Have you ever squirted hay fever eye drops, taken an antihistamine tablet, and then inserted a nasal spray into your nose? Is it even possible to overdose on hay fever medication?

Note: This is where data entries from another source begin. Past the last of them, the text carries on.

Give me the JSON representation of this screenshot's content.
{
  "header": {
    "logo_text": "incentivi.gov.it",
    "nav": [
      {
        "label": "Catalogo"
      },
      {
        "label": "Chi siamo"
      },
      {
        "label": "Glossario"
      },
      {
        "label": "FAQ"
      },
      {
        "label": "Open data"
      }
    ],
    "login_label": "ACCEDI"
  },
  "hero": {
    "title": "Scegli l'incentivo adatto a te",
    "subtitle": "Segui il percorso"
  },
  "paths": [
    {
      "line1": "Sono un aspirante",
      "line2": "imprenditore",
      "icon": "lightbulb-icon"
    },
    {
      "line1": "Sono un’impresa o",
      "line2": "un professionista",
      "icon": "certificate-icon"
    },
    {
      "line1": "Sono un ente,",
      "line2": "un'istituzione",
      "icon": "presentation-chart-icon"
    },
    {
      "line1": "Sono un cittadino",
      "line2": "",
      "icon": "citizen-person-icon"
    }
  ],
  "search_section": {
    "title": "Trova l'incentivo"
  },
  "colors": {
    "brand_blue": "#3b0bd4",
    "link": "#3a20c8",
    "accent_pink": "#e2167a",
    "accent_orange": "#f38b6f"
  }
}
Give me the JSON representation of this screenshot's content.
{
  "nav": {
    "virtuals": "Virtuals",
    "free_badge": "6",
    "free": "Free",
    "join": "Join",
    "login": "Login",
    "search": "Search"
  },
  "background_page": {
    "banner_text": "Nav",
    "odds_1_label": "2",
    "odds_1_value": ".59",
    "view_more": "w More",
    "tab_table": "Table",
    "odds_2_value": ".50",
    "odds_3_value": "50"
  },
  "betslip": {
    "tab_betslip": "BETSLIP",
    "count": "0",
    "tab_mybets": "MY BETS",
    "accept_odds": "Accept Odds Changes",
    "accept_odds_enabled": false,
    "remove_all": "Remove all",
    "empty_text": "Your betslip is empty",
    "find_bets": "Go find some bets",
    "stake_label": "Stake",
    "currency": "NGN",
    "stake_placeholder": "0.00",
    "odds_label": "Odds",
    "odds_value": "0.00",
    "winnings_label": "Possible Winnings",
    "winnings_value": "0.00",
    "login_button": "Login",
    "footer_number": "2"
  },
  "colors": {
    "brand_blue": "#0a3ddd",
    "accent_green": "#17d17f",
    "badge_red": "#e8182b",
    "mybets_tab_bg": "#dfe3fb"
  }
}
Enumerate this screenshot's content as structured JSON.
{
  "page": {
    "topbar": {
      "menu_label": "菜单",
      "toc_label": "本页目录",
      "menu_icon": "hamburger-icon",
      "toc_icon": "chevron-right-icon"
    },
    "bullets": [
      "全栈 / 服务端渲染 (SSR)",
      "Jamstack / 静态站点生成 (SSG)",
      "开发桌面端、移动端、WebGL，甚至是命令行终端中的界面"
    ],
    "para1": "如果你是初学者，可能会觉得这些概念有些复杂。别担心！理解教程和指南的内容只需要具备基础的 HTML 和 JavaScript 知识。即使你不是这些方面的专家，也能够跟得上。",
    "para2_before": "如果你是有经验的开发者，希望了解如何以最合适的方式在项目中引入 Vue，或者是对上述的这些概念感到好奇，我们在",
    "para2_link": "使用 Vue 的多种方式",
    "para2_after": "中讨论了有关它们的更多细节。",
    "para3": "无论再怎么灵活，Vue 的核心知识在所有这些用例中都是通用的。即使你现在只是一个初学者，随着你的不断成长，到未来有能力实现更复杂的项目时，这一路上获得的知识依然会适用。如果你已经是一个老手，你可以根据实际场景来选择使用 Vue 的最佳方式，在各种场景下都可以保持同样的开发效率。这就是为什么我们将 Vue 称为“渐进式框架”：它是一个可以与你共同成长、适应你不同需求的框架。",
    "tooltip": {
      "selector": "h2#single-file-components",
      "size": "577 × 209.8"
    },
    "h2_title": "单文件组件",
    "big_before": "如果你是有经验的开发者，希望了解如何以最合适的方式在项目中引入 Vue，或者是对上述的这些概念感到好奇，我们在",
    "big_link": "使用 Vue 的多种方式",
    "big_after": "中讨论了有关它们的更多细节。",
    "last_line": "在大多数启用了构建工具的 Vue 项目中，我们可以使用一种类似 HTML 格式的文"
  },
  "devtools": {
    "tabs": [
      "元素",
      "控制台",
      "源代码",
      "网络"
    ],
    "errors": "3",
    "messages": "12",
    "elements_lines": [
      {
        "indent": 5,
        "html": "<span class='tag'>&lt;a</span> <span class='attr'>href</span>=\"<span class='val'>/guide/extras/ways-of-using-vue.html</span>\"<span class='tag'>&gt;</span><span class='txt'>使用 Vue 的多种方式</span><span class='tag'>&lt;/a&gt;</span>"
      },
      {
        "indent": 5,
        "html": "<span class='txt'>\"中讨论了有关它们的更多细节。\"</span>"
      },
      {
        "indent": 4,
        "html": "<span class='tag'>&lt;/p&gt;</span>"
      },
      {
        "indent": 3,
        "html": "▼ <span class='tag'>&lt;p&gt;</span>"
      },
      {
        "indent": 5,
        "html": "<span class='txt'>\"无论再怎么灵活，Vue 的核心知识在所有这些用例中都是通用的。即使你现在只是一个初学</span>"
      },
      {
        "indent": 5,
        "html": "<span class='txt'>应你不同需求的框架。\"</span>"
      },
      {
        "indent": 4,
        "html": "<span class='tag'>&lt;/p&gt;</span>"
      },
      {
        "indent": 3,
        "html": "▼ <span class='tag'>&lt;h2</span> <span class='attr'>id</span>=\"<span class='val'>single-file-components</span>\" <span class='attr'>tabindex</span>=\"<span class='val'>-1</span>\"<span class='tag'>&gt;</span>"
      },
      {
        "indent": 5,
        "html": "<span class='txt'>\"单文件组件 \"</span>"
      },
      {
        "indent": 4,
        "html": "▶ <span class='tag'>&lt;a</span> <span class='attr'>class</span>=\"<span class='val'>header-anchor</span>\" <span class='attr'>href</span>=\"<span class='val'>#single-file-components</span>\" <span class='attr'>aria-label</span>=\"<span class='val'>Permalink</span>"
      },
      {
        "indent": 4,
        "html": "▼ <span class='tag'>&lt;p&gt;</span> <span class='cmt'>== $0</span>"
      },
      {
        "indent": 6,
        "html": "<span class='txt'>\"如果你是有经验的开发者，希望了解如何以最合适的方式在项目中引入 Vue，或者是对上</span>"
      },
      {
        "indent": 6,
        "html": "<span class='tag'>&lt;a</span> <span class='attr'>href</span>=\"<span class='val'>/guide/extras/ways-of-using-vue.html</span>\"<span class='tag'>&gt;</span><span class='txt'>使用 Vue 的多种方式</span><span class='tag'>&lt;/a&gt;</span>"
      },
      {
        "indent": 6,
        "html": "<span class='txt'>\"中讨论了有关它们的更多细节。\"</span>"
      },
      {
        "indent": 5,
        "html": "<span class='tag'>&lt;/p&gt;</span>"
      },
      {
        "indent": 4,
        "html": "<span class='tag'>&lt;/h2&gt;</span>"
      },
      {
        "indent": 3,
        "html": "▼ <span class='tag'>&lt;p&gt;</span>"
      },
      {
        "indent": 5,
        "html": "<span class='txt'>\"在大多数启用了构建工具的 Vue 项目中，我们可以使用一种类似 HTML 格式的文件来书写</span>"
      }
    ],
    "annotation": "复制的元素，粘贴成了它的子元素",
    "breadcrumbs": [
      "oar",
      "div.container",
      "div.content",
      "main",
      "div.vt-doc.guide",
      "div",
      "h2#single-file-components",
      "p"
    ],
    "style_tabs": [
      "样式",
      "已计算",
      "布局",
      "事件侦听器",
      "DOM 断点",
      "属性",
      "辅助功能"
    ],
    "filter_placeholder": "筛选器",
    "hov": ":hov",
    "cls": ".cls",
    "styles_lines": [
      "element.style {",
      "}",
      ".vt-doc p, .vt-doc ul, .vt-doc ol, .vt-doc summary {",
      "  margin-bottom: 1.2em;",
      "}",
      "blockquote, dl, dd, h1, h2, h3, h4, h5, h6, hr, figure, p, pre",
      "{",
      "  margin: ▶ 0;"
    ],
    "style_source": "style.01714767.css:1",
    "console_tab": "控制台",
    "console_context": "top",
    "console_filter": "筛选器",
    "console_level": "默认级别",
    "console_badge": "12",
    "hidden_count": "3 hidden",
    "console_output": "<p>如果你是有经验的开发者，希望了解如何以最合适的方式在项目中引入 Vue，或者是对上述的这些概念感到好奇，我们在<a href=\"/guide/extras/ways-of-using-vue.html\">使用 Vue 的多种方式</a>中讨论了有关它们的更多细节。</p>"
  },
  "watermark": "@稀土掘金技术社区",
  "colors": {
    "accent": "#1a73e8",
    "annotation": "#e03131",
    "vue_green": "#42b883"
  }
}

It certainly is. Taking too much antihistamines can be harmful, Medical News Today confirmed. “Antihistamines are a drug, and there is a safe limit to how much a person can take at one time,” the health site clarified.
Toxicity can occur when a person takes three to five times the recommended dosage, and the effects depend on:
- The age and size of the person
- The type of antihistamine taken
- Any underlying health conditions
- Other medications taken.
“Second-generation” antihistamines can cause a fever if you’ve taken too much.
An overdose of the medication can also lead to flushing, dilated pupils, and a fast heart rate.
Another indication you’ve taken too much antihistamines includes having low blood pressure (i.e. hypotension).
READ MORE: Hayfever symptoms explained: Why is hayfever worse in cities?
Low blood pressure
The NHS stated that low blood pressure is less than 90/60mmHg, and can lead to:
- Lightheadedness or dizziness
- Feeling sick
- Blurred vision
- Generally feeling weak
Taking too many forms of antihistamines can also lead to urinary retention, which is when a person is unable to empty their bladder fully.
In very severe cases, an overdose of antihistamines can even lead to a coma.
“A coma is a state of unconsciousness where a person is unresponsive and cannot be woken,” the NHS explained.
The person is still alive, but there is “minimal brain activity”; their eyes will be shut, and some people might require a machine to help them breathe.
Some people will gradually regain consciousness and become more aware of their surroundings after a few weeks.
Others, unfortunately, may go into a “vegetative or minimally conscious state”.
If you’re concerned that you may have taken too much antihistamines, do call NHS 111.
Some experts warn that the sedative nature of first-generation antihistamines makes them more dangerous than second-generation antihistamines.
Accidental overdose of first-generation antihistamines might be more likely to result in death.
In order to take the correct dosage of antihistamines, always read the packet’s instructions.
If you find over-the-counter medication doesn’t remedy your hay fever symptoms, discuss a stronger treatment option with your doctor.